Title: Cellular Immunosenescence in Adult Male Crickets, Gryllus assimilis

item PARK, YOUNGJIN - University Of Georgia
item KIM, YONGGYUN - Andong National University
item Stanley, David

Submitted to: Archives of Insect Biochemistry and Physiology
Publication Type: Peer Reviewed Journal
Publication Acceptance Date: 9/23/2010
Publication Date: 1/19/2011
Citation: Park, Y., Kim, Y., Stanley, D.W. 2011. Cellular immunosenescence in adult male crickets, Gryllus assimilis. Archives of Insect Biochemistry and Physiology. 76(4):185-194.

Interpretive Summary: Use of classical insecticides has introduced severe problems in agricultural and environmental sustainability. Two of most pressing problems are the ability of pest insects to resist classical insecticides and the negative influence of insecticides on ecosystems. One approach to reduce the environmental insecticide load is based on the concept of disrupting insect immune responses to microbial and parasitoid infections. This idea is limited by lack of detailed knowledge of insect immunology and particularly knowledge of how insect immune systems decline with age. To help address this problem, we are investigating how aging influences the ability of adult insects to respond to infection. In this paper we report on the marked decline in immune functions as adult male crickets age. This new research will be directly useful to scientists who are working to improve the usefulness of disrupting insect immune functions as a component of biological control of insects. The ultimate exploitation of insect immunity will benefit a wide range of agricultural producers, and people who rely on agricultural products, by supporting the long-term sustainability of agriculture.

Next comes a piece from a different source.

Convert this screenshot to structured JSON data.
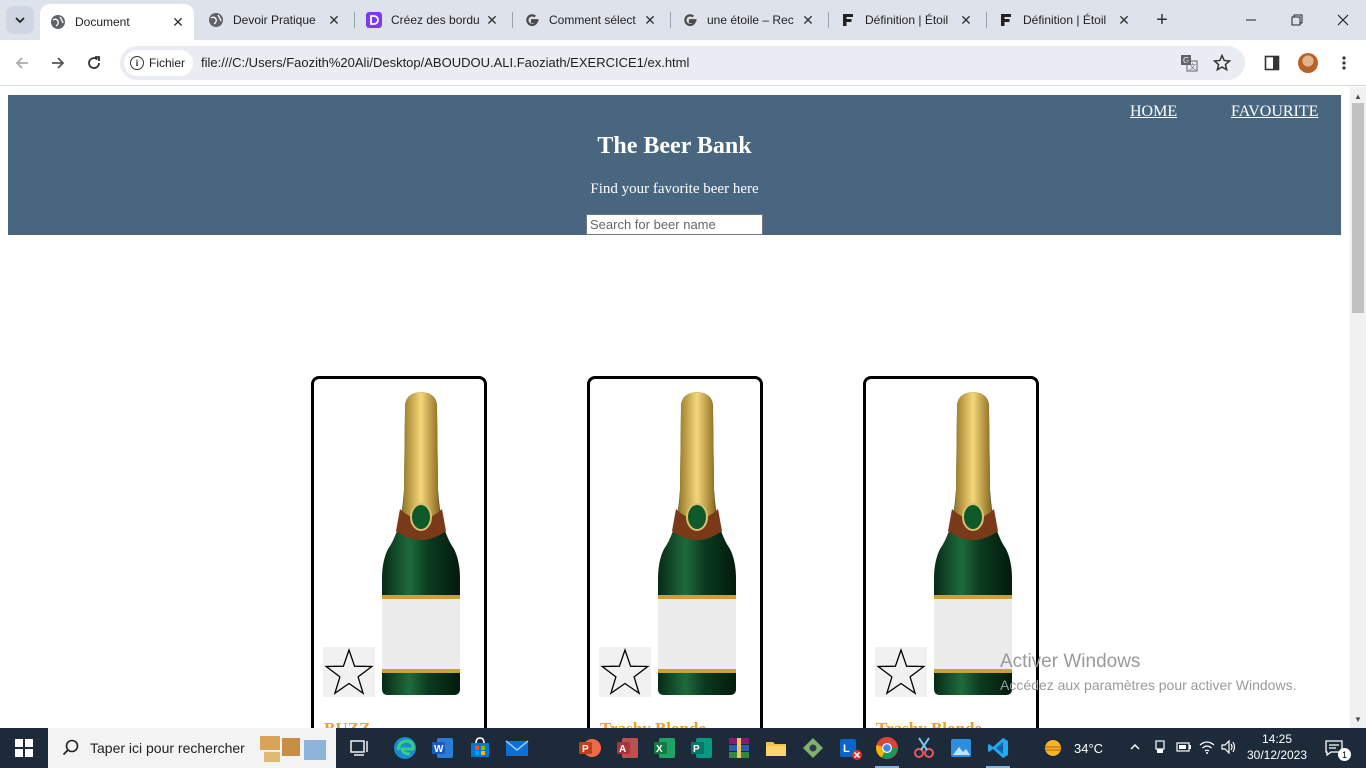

Technical Abstract: Ecological immunity studies in invertebrates, particularly insects, have generated new insights into trade-offs between immune functions and other physiological parameters. These studies document physiologically-directed reallocations of immune costs to other high-cost areas of physiology. Immunosenescence, recognized as the age-related deterioration of immune functions, is another mechanism of radically altering immune systems. We investigated the hypothesis that aging brings on immunosenescence in adult males of the cricket, Gryllus assimilis. Our data show that the intensity of melanotic nodule formation decreased with adult age from after three weeks post-adult emergence. Circulating hemocyte populations similarly decreased from about 5,000 hemocytes/ul hemolymph to about 1,000 hemocytes/ul hemolymph. The numbers of damaged hemocytes in circulation increased from less than 10% at 1 week post-adult emergence to approximately 60% by three weeks post-adult emergence. The composition of hemocyte types changed with age, with increasing proportions of granulocytes and decreasing proportions of plasmatocytes. The declines in nodule formation were not linked to the adult age of sexual behaviors, which begin shortly after entering adulthood in this species. We infer that age-related senescence, rather than cost reallocations, may account for observed declines in various parameters of immune functions in insects, as seen in other animals.